*WHAT IS EXPECTED:* When a line of the entries contains "icon", please list that line.
#### DATASET ENTRIES
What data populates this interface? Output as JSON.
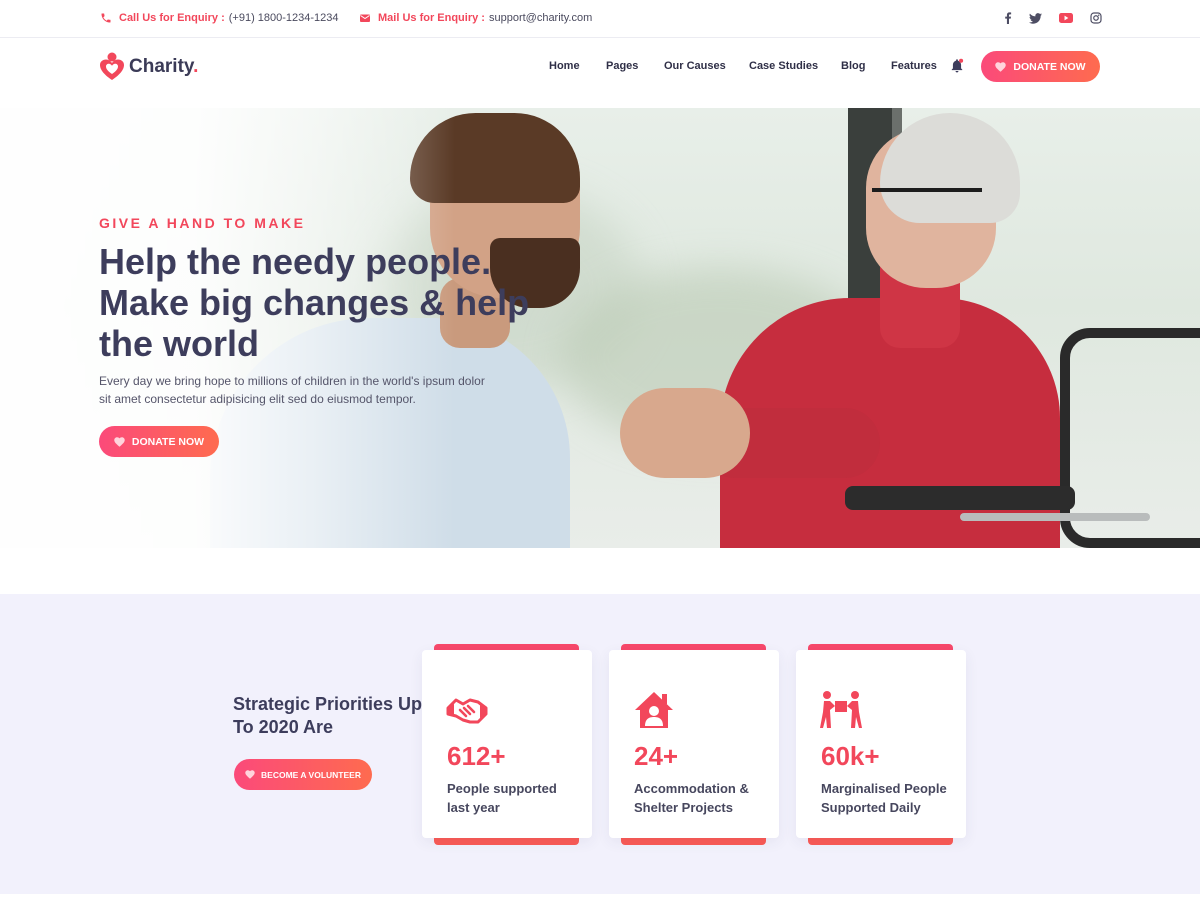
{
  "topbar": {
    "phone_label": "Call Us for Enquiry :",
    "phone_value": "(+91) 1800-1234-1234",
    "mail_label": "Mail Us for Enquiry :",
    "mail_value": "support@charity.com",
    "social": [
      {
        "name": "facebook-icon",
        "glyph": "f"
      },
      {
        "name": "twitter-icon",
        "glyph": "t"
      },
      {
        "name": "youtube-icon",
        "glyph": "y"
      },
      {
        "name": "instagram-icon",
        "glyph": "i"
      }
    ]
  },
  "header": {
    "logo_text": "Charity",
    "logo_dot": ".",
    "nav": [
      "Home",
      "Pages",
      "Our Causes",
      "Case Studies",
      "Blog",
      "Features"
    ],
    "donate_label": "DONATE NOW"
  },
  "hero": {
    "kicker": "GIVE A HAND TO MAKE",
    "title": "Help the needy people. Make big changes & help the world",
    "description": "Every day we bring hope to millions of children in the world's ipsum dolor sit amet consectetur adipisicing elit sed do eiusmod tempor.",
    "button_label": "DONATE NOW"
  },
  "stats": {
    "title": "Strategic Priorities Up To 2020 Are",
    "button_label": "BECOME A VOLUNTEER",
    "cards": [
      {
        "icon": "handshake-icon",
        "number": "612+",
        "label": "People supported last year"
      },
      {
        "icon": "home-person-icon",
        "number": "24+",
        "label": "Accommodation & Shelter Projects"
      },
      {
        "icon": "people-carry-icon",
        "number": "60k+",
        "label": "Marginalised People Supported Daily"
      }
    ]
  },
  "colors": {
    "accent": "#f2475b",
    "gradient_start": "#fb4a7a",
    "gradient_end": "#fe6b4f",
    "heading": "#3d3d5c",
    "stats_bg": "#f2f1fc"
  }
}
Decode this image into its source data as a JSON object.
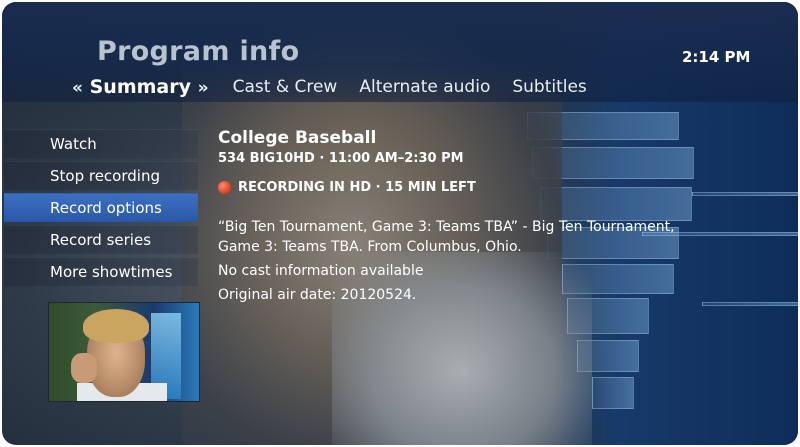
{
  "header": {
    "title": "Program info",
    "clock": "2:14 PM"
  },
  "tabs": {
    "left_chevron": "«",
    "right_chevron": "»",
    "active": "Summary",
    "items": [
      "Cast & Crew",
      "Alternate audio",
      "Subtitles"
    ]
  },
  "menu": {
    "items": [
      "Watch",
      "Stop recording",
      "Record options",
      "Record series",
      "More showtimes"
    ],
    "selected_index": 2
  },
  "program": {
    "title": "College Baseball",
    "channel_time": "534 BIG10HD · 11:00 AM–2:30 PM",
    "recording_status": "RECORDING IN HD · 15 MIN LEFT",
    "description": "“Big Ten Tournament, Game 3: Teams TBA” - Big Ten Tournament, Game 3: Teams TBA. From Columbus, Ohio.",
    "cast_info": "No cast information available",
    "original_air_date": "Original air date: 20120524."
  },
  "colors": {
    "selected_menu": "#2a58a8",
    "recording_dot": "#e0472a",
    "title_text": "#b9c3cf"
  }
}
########
*SOLVED EXERCISE:*
        "name": "facebook-icon",
        "name": "twitter-icon",
        "name": "youtube-icon",
        "name": "instagram-icon",
        "icon": "handshake-icon",
        "icon": "home-person-icon",
        "icon": "people-carry-icon",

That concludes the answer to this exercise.